Pastels is an 8 ft triangle shawl. It was woven in continuous warp method on an 8 ft triangle loom from yarn that I hand painted.
Bits and Bobs was hand spun from art batts, rovings, and various other bits and bobs of fiber received over the years. It has alpaca, merino, wool, angora rabbit, angelina for sparkle and glitz, and other assorted fibers that I have no clue about as they came in art batts. I hand wove panels on my rigid heddle loom and free form constructed this jacket. I also wove a bag that I later felted for extra durability and wove a panel to be used as a wrap skirt to complete the outfit. This outfit has not been exhibited in Fremont County.
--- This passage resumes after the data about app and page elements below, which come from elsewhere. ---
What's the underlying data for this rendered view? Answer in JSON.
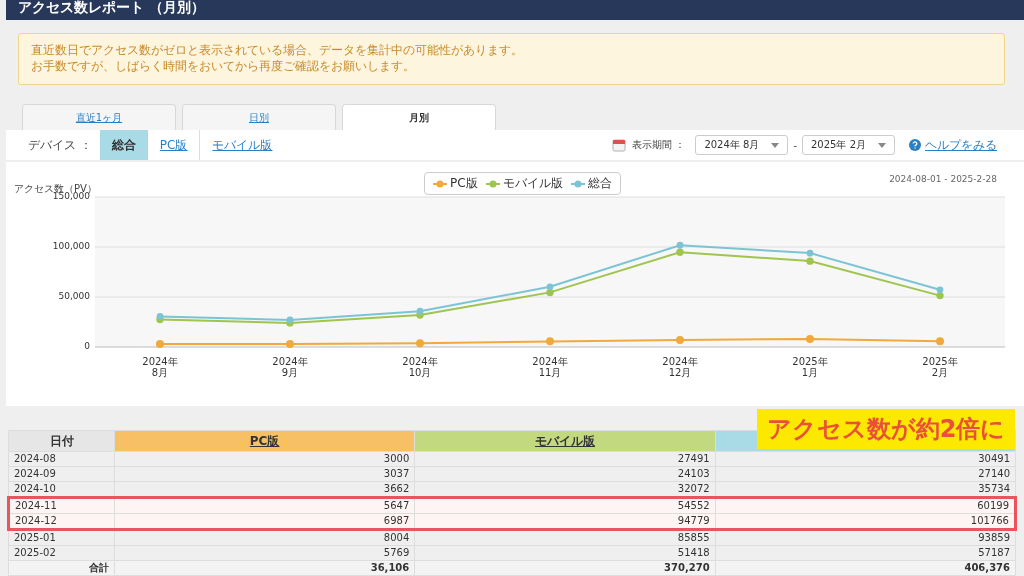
{
  "header": {
    "title": "アクセス数レポート （月別）"
  },
  "notice": {
    "lines": [
      "直近数日でアクセス数がゼロと表示されている場合、データを集計中の可能性があります。",
      "お手数ですが、しばらく時間をおいてから再度ご確認をお願いします。"
    ]
  },
  "tabs": [
    {
      "label": "直近1ヶ月",
      "selected": false
    },
    {
      "label": "日別",
      "selected": false
    },
    {
      "label": "月別",
      "selected": true
    }
  ],
  "device_filter": {
    "label": "デバイス ：",
    "options": [
      {
        "label": "総合",
        "selected": true
      },
      {
        "label": "PC版",
        "selected": false
      },
      {
        "label": "モバイル版",
        "selected": false
      }
    ]
  },
  "period": {
    "label": "表示期間 ：",
    "start": "2024年 8月",
    "separator": "-",
    "end": "2025年 2月"
  },
  "help_link": "ヘルプをみる",
  "date_range": "2024-08-01 - 2025-2-28",
  "chart_data": {
    "type": "line",
    "legend": true,
    "ylabel": "アクセス数（PV）",
    "categories": [
      "2024年\n8月",
      "2024年\n9月",
      "2024年\n10月",
      "2024年\n11月",
      "2024年\n12月",
      "2025年\n1月",
      "2025年\n2月"
    ],
    "ylim": [
      0,
      150000
    ],
    "yticks": [
      {
        "value": 0,
        "label": "0"
      },
      {
        "value": 50000,
        "label": "50,000"
      },
      {
        "value": 100000,
        "label": "100,000"
      },
      {
        "value": 150000,
        "label": "150,000"
      }
    ],
    "series": [
      {
        "name": "PC版",
        "color": "#f0a93a",
        "marker": "circle",
        "values": [
          3000,
          3037,
          3662,
          5647,
          6987,
          8004,
          5769
        ]
      },
      {
        "name": "モバイル版",
        "color": "#9fc54e",
        "marker": "circle",
        "values": [
          27491,
          24103,
          32072,
          54552,
          94779,
          85855,
          51418
        ]
      },
      {
        "name": "総合",
        "color": "#7cc4d4",
        "marker": "circle",
        "values": [
          30491,
          27140,
          35734,
          60199,
          101766,
          93859,
          57187
        ]
      }
    ]
  },
  "table": {
    "columns": [
      {
        "label": "日付",
        "color": "#e6e6e6"
      },
      {
        "label": "PC版",
        "color": "#f7c064"
      },
      {
        "label": "モバイル版",
        "color": "#c3d97f"
      },
      {
        "color": "#a8dbe6"
      }
    ],
    "rows": [
      {
        "cells": [
          "2024-08",
          "3000",
          "27491",
          "30491"
        ],
        "highlighted": false
      },
      {
        "cells": [
          "2024-09",
          "3037",
          "24103",
          "27140"
        ],
        "highlighted": false
      },
      {
        "cells": [
          "2024-10",
          "3662",
          "32072",
          "35734"
        ],
        "highlighted": false
      },
      {
        "cells": [
          "2024-11",
          "5647",
          "54552",
          "60199"
        ],
        "highlighted": true
      },
      {
        "cells": [
          "2024-12",
          "6987",
          "94779",
          "101766"
        ],
        "highlighted": true
      },
      {
        "cells": [
          "2025-01",
          "8004",
          "85855",
          "93859"
        ],
        "highlighted": false
      },
      {
        "cells": [
          "2025-02",
          "5769",
          "51418",
          "57187"
        ],
        "highlighted": false
      }
    ],
    "total": [
      "合計",
      "36,106",
      "370,270",
      "406,376"
    ]
  },
  "callout": {
    "text": "アクセス数が約2倍に"
  }
}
It was my entry into the Art Prize Competition in Grand Rapids, Mi in 2011.
Beehive Art Yarn Shawl was spun from locks and hand painted in vibrant colors. The yarn is extreme chunky and bulky. I used a crochet hook that is much bigger than my thumb and free form crocheted this into a unique OOAK shawl. Ribbon was added for a nice touch and to close the front of the shawl.
I am looking forward to this exhibition and hope to see you there. Come Look for me 🙂
Update: “Bits and Bobs” won Third Place in the 3D and Fiber Category at the Artful Women’s Exhibition. The judge particularly liked the different textures, colors, and seeing the “hand” of the artist in the weave and spinning.
I have over 60 new skeins of yarn for the online store. I did a massive dye project and hand painted 57 200 yd skeins in less than 24 hours. They were at the Salida Fiber Festival and are now going into the Alba Shop to get ready for the Holiday Shopping.
Here is a shot of them all hanging on the line to dry in my garden.
Most are in colorways of about 6 skeins, with each skein being 200 yds. One 200 yd skein will make a lacy scarf and 2 skeins making a lovely shawl.
I have 21 skeins of 100% pure Angora Rabbit lace weight 2 ply yarn. This yarn is a stunning 28 wpi! Such a delicate fine 2 ply lace yarn.
I have 36 skeins of a blend of 60% merino and 40% mohair. This yarn is dyed in about 8 different color ways. This fiber was grown here on Alba Ranch in the Colorado Mountains. It came from 2 white merino sheep, White Mama and Crazy 208. The 3 white angora goats were Michelle (grandma), Lucy (mom), and Sami (wethered grandson).
I also have a six skeins of Baby Woo Boo. This yarn is 35% baby alpaca, 30% merino, 30% bamboo and 5% nylon binder. It is a wonderful soft, stretchy boucle with lots of bounce and is still very lightweight.
I hand painted all these skeins myself and love the colorways. I am just starting to photograph them and will be uploading them to the shop here shortly over the next week.
I have taken over 100 photographs of the yarns and all the Lincoln Long Wool Locks. Now they are all edited and I will be uploading them in the shop as I get them done.
I have decided to include a few photos of the yarns just to tease you. Keep an eye out here as they come your way.